> [What you are asked to do] The expected answer is every line from the material below that has the word "description".

> [Available data]
━━━━━━

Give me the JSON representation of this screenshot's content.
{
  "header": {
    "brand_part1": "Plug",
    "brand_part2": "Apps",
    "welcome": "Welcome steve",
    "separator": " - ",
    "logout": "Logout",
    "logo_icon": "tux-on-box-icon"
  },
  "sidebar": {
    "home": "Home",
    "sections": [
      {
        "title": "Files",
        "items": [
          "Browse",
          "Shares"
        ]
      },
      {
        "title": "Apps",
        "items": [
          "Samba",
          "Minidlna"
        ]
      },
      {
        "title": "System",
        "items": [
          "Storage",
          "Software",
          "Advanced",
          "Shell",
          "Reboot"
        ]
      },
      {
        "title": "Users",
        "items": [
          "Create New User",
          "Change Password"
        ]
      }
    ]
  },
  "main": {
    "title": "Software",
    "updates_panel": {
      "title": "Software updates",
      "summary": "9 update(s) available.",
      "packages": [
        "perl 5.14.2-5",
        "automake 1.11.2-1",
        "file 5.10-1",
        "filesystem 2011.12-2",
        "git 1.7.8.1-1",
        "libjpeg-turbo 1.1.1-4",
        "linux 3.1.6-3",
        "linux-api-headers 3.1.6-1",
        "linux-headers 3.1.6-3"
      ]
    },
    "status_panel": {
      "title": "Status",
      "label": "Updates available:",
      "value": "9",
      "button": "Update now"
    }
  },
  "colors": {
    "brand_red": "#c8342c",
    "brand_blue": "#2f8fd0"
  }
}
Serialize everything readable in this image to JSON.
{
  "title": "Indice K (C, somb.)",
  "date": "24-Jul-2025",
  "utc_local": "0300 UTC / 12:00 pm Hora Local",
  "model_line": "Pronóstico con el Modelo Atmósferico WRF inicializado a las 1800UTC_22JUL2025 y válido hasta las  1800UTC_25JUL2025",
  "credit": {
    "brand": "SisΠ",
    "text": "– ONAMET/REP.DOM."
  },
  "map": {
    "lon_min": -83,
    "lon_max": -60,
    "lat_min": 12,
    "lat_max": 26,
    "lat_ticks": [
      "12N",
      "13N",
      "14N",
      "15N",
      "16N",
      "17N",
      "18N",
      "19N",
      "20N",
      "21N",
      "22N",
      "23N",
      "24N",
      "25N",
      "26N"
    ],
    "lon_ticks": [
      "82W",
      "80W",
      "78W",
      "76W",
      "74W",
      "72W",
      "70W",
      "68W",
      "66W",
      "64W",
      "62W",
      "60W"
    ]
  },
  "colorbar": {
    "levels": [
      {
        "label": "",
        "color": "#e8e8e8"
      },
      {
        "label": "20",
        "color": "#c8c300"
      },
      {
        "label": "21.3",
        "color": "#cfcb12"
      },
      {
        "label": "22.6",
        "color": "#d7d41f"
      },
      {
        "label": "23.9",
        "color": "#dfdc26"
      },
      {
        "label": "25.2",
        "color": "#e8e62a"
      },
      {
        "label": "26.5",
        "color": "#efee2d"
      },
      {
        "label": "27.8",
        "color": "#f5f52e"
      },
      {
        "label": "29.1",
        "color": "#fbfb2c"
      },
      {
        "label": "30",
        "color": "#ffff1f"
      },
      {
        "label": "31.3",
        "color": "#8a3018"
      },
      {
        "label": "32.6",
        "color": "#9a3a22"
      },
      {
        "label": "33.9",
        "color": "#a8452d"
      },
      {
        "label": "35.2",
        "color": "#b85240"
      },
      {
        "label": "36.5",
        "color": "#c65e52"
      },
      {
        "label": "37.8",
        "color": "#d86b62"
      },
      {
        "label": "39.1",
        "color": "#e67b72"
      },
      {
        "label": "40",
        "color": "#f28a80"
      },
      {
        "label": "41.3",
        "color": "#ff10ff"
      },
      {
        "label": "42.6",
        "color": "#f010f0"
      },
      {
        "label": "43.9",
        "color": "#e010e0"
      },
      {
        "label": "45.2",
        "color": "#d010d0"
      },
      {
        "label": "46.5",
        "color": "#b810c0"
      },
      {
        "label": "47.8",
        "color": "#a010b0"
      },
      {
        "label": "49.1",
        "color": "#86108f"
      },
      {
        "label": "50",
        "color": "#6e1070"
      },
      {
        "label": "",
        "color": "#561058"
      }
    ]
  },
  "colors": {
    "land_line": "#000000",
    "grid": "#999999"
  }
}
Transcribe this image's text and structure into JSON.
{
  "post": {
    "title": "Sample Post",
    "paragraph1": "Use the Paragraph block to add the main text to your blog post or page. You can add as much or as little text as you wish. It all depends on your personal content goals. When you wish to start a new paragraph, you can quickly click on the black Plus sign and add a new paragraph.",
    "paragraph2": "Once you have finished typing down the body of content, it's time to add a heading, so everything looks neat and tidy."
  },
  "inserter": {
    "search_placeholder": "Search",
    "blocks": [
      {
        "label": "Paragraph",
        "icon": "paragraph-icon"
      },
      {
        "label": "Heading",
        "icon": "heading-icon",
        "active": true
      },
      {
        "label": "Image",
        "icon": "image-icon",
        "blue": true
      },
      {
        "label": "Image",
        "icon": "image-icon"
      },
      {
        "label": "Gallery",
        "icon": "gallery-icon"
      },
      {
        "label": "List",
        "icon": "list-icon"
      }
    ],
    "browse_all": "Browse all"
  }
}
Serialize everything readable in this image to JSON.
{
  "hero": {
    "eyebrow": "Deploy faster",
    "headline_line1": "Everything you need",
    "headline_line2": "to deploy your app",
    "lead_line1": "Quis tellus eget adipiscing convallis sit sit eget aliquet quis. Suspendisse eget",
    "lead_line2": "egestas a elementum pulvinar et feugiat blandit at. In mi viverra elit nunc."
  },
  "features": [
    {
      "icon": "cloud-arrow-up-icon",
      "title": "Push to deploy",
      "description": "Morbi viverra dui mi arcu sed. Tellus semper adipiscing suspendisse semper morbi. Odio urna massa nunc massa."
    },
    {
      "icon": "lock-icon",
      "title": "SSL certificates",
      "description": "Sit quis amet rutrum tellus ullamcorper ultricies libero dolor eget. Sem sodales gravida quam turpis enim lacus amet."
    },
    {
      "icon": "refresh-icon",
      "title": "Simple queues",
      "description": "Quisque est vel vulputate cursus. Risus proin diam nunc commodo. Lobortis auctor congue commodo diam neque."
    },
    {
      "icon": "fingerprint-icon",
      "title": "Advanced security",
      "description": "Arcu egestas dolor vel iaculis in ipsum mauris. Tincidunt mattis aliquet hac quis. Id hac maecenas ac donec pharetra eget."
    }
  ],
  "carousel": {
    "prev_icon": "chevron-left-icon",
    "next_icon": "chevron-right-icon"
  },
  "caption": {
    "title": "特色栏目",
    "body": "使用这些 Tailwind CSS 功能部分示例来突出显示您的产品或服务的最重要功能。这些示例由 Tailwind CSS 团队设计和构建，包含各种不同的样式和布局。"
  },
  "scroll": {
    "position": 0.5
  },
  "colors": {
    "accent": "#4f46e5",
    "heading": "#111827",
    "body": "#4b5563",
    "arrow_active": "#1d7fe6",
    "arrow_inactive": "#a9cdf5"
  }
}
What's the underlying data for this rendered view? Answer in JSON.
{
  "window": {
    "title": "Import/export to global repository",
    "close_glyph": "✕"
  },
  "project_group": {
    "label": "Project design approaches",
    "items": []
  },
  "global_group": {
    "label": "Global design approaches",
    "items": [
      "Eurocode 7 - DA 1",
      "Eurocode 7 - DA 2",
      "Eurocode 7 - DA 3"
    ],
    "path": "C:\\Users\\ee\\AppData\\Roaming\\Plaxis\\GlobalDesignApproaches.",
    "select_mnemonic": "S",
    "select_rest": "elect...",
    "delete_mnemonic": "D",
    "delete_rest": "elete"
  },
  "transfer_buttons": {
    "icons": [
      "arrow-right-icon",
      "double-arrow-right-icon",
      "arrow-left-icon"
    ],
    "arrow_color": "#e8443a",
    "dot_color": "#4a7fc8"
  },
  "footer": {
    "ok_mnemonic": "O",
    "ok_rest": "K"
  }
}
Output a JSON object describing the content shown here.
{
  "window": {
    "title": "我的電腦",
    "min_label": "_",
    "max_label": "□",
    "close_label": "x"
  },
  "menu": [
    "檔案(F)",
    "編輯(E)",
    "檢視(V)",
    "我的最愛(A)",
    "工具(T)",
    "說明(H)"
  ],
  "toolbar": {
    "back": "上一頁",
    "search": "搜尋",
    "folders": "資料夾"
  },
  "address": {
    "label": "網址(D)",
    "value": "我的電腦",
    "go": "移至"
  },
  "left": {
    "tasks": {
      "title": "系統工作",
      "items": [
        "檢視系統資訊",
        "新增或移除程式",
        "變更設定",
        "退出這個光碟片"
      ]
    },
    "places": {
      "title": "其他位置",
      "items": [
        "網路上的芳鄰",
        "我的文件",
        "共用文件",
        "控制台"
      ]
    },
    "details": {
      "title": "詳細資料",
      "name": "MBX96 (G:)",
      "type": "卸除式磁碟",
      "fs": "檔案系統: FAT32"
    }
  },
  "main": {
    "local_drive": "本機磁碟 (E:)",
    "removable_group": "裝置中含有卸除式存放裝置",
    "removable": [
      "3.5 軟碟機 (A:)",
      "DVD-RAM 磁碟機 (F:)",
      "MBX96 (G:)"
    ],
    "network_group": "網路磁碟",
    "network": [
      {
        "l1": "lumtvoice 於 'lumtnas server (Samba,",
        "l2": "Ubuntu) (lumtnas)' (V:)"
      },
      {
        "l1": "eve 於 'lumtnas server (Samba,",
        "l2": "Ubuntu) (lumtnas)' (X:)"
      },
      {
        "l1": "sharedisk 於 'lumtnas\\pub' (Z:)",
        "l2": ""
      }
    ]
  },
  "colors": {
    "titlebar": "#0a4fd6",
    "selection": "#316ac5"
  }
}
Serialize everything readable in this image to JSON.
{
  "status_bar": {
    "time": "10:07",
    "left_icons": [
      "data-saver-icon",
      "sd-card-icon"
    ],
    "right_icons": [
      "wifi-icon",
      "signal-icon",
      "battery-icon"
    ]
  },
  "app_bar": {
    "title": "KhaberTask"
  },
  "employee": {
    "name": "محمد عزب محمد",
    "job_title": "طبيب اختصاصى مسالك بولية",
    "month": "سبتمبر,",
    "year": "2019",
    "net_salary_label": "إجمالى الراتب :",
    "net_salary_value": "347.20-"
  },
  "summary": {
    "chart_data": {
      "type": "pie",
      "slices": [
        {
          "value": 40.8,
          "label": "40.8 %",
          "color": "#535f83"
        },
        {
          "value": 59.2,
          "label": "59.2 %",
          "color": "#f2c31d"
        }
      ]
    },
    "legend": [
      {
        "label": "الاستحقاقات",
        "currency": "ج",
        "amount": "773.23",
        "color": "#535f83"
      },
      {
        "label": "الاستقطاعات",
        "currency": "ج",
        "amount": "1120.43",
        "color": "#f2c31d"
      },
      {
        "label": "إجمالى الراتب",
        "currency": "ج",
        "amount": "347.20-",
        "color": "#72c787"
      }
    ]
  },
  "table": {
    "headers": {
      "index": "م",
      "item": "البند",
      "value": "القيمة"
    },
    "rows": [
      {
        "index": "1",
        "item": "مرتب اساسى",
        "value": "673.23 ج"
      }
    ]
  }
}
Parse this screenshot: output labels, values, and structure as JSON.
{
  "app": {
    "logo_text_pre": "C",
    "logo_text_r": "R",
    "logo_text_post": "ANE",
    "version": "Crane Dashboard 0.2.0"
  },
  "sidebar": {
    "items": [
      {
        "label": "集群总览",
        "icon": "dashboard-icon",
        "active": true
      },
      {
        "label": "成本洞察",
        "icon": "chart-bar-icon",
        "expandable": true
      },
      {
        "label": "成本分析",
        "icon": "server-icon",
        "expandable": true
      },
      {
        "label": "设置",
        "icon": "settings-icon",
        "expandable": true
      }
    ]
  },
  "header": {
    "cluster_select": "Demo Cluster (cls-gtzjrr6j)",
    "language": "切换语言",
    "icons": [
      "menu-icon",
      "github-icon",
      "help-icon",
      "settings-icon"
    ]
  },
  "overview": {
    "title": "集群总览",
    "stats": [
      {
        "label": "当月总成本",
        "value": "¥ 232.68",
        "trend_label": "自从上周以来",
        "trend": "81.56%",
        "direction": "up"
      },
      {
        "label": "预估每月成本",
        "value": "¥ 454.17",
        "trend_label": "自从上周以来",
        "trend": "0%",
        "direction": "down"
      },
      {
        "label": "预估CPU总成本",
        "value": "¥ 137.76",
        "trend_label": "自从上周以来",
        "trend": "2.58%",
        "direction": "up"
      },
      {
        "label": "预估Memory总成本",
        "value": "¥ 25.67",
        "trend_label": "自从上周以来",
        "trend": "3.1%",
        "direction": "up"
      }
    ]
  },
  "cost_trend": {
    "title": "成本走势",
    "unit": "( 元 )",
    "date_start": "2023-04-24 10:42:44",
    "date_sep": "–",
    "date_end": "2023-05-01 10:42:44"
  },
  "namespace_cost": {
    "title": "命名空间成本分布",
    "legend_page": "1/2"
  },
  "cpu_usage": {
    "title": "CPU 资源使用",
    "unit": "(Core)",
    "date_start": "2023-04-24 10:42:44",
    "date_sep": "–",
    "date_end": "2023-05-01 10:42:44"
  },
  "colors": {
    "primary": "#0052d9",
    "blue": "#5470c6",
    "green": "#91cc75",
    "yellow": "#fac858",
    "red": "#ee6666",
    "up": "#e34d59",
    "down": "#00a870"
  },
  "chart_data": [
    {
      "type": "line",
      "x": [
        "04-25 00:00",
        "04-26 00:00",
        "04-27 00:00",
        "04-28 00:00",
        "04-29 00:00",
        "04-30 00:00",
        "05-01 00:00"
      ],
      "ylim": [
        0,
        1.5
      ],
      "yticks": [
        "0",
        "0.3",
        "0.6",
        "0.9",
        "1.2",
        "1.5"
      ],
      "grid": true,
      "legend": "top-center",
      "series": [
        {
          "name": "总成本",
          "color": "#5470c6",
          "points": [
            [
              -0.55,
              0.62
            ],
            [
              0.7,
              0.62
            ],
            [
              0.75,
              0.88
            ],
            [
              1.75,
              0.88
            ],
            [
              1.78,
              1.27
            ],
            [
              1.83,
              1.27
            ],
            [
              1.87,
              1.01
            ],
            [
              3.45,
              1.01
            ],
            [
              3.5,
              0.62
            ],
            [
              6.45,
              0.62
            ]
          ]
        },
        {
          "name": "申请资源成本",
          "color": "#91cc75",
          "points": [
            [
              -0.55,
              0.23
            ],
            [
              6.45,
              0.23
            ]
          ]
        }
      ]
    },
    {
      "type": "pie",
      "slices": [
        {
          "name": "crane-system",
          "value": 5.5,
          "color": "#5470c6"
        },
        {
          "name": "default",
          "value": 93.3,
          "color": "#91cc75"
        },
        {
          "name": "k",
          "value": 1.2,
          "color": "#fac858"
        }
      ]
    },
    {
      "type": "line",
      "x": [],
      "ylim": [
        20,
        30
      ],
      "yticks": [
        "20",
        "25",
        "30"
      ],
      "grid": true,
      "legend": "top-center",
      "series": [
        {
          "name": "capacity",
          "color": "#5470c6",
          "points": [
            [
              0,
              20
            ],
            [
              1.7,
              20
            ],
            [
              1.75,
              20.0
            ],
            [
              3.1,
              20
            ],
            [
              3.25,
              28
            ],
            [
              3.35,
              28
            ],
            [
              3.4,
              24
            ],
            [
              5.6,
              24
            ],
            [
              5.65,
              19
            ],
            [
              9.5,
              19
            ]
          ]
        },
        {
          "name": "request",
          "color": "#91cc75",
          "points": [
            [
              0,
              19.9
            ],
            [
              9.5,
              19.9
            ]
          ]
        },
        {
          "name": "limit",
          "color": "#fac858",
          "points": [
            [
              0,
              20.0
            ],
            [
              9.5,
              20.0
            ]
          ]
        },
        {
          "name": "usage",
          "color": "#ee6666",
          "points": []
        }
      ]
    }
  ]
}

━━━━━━

> [Task response]
      "description": "Morbi viverra dui mi arcu sed. Tellus semper adipiscing suspendisse semper morbi. Odio urna massa nunc massa."
      "description": "Sit quis amet rutrum tellus ullamcorper ultricies libero dolor eget. Sem sodales gravida quam turpis enim lacus amet."
      "description": "Quisque est vel vulputate cursus. Risus proin diam nunc commodo. Lobortis auctor congue commodo diam neque."
      "description": "Arcu egestas dolor vel iaculis in ipsum mauris. Tincidunt mattis aliquet hac quis. Id hac maecenas ac donec pharetra eget."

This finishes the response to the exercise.